Friable Vs. Non-Friable Asbestos

Asbestos was a popular ingredient in building materials for many years because of its indestructibility, insulating properties, tensile strength and low electrical conductivity. It is still used in the U.S. today, but a distinction is made between more and less dangerous asbestos-containing material (ACM). More dangerous ACM can release asbestos fibers into the air where they can be inhaled and cause illness. Less dangerous ACM generally coats or encapsulates the asbestos fibers with cement, plastics, or asphalt so that they are not easily released into the air. The more dangerous ACMs have been banned or voluntarily replaced to a large degree, while some of the less dangerous ones remain in use.

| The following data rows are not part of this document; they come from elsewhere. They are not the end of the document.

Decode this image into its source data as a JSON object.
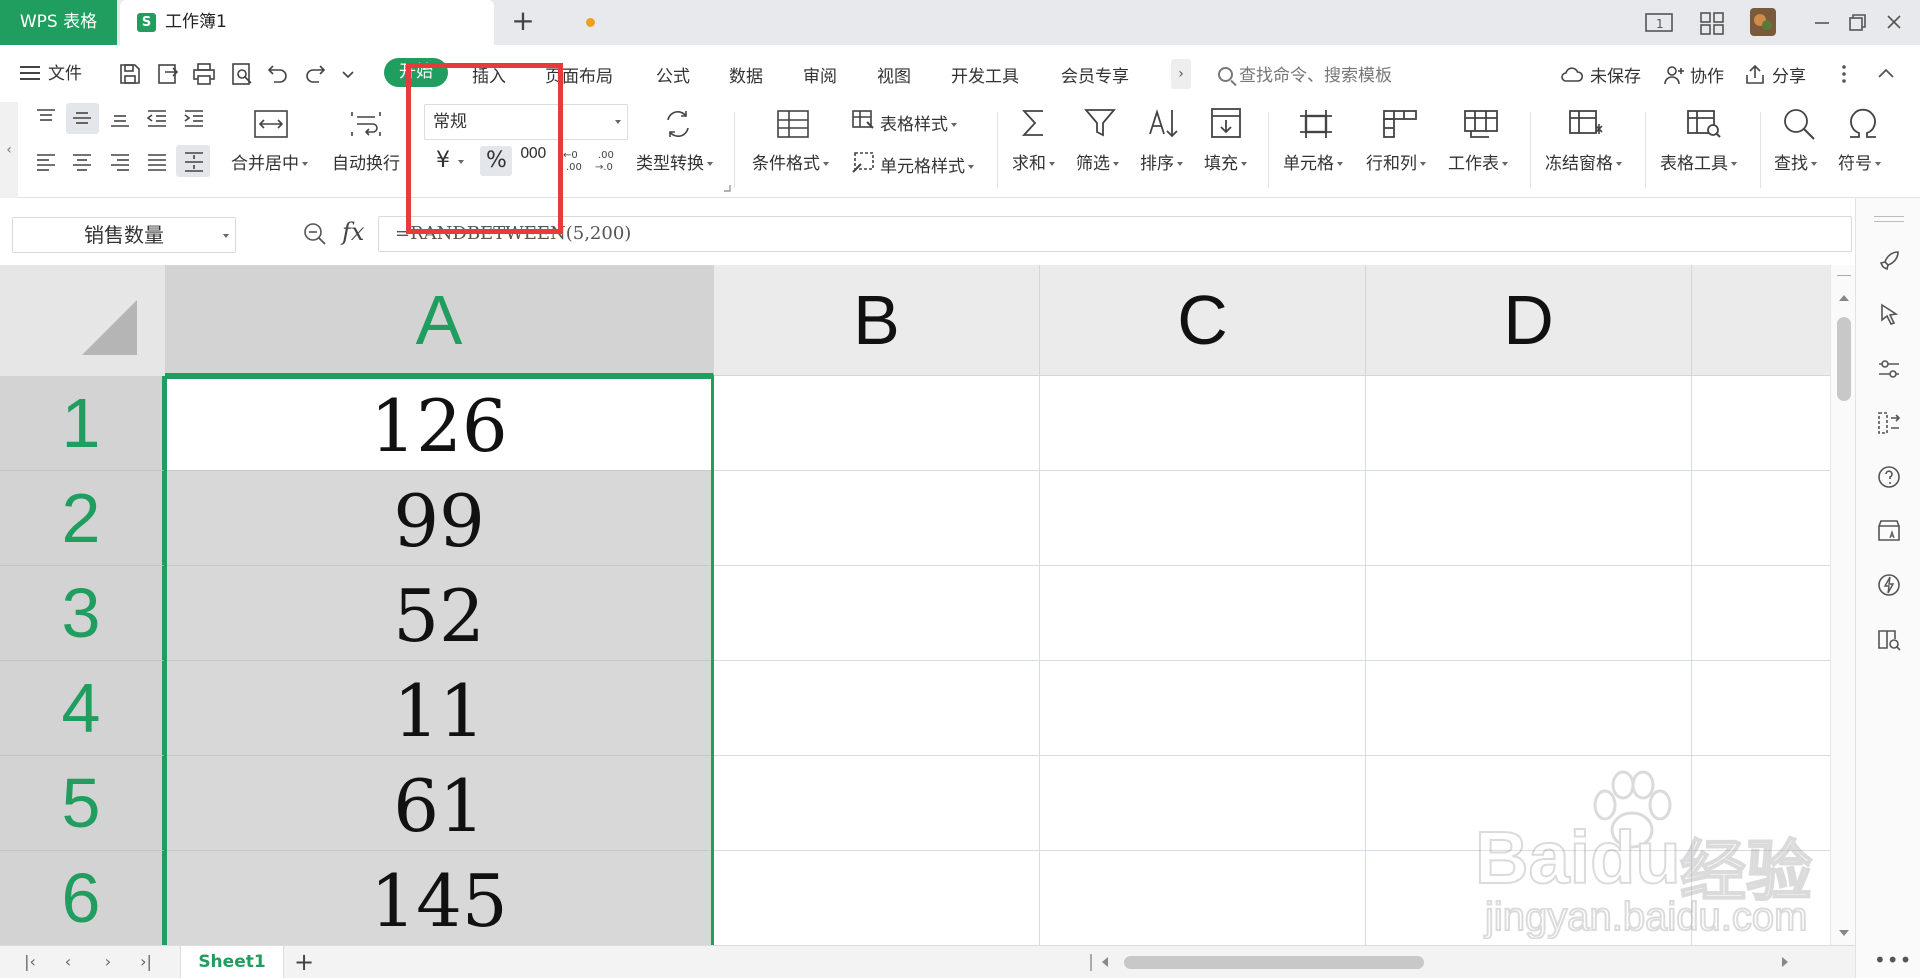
{
  "titlebar": {
    "app_tab": "WPS 表格",
    "doc_tab_icon": "S",
    "doc_title": "工作簿1",
    "new_tab": "+",
    "page_indicator": "1"
  },
  "menubar": {
    "file_label": "文件",
    "tabs": [
      "开始",
      "插入",
      "页面布局",
      "公式",
      "数据",
      "审阅",
      "视图",
      "开发工具",
      "会员专享"
    ],
    "more": "›",
    "search_placeholder": "查找命令、搜索模板",
    "unsaved": "未保存",
    "collaborate": "协作",
    "share": "分享"
  },
  "ribbon": {
    "merge_center": "合并居中",
    "auto_wrap": "自动换行",
    "number_format": "常规",
    "currency_symbol": "¥",
    "percent_symbol": "%",
    "thousands_symbol": "000",
    "type_convert": "类型转换",
    "conditional_format": "条件格式",
    "table_style": "表格样式",
    "cell_style": "单元格样式",
    "sum": "求和",
    "filter": "筛选",
    "sort": "排序",
    "fill": "填充",
    "cell": "单元格",
    "row_col": "行和列",
    "worksheet": "工作表",
    "freeze": "冻结窗格",
    "table_tools": "表格工具",
    "find": "查找",
    "symbol": "符号"
  },
  "formula_bar": {
    "name_box": "销售数量",
    "fx": "fx",
    "formula": "=RANDBETWEEN(5,200)"
  },
  "grid": {
    "columns": [
      "A",
      "B",
      "C",
      "D"
    ],
    "rows": [
      "1",
      "2",
      "3",
      "4",
      "5",
      "6"
    ],
    "column_a_values": [
      "126",
      "99",
      "52",
      "11",
      "61",
      "145"
    ]
  },
  "sheetbar": {
    "sheet_name": "Sheet1",
    "add": "+"
  },
  "colors": {
    "accent": "#1f9e5f",
    "highlight": "#e73a3a"
  },
  "watermark": {
    "brand": "Baidu",
    "cn": "经验",
    "url": "jingyan.baidu.com"
  }
}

The U.S. Environmental Protection Agency (EPA) made this distinction when first regulating ACM under the National Emission Standards for Hazardous Air Pollutants (NESHAP) in 1973. They called the more dangerous type of ACM "friable." Friable asbestos-containing materials were officially defined as those materials containing more than 1% asbestos which could be crumbled, pulverized or reduced to powder by hand pressure when dry, using methods specified in the NESHAP rules.

The EPA called "non-friable" the generally less dangerous form of ACM, not very likely to release asbestos fibers into the air. A non-friable ACM is a material containing more than 1% asbestos but not able to be crumbled, pulverized or reduced to powder by hand pressure when dry, using the same methods (1).

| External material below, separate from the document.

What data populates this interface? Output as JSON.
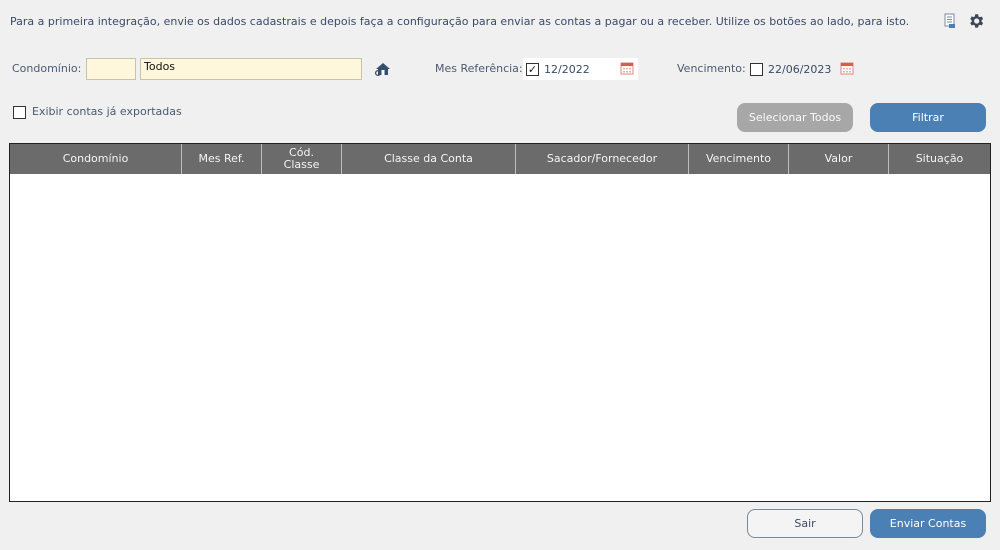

The terms "friable" and "non-friable" are not necessarily meant to pertain to a particular material for its entire lifetime. Some materials will always be friable by their nature, particularly the lightweight uncapsulated ACM once used for insulation. But the EPA has determined that otherwise non-friable ACM can become friable if it is damaged or worn enough (2).  Cutting or grinding or sanding a non-friable material like asbestos-containing cement, as the homeowner might do during renovation, for instance, would create large amounts of dust which might contain significant amounts of asbestos fibers which had been freed from their binding material by the pressure exerted by power tools. 

NESHAP therefore regulates both friable ACM and non-friable ACM which is likely to become friable when acted upon during demolition or renovation, or when degraded during its natural lifetime by the weather or other forces it might be exposed to. Non-friable ACM may be either Category I or Category II, which is generally a division reflecting its probability of becoming friable over time, and its relative danger after being disturbed or degraded. Federal laws defined by NESHAP as well as the Department of Labor, Occupational Safety and Health Administration (OSHA) rules for asbestos workers—plus more stringent laws on state and local levels for handling, transporting and disposal—will differ depending on whether the ACM in question is friable or non-friable Category I or Category II, and whether it shows damage or is likely to be damaged by the kind of action to be taken (3).

'Friable Vs. Non-Friable Asbestos' Sources:

  • U.S. Environmental Protection Agency. "National Emission Standards for Hazardous Air Pollutants." 40 CFR, Section 61.141, Subpart M (1984).
  • U.S. Environmental Protection Agency. "Asbestos/NESHAP Regulated Asbestos Containing Materials Guidance." Region 4, Asbestos (2007). http://www.epa.gov/region4/air/asbestos/asbmatl.htm 14 July 2007.
  • U.S. Department of Labor, Occupational Safety and Health Administration. (2007). Safety and health regulations for construction. Standards, 29 C.F.R. 1926.1101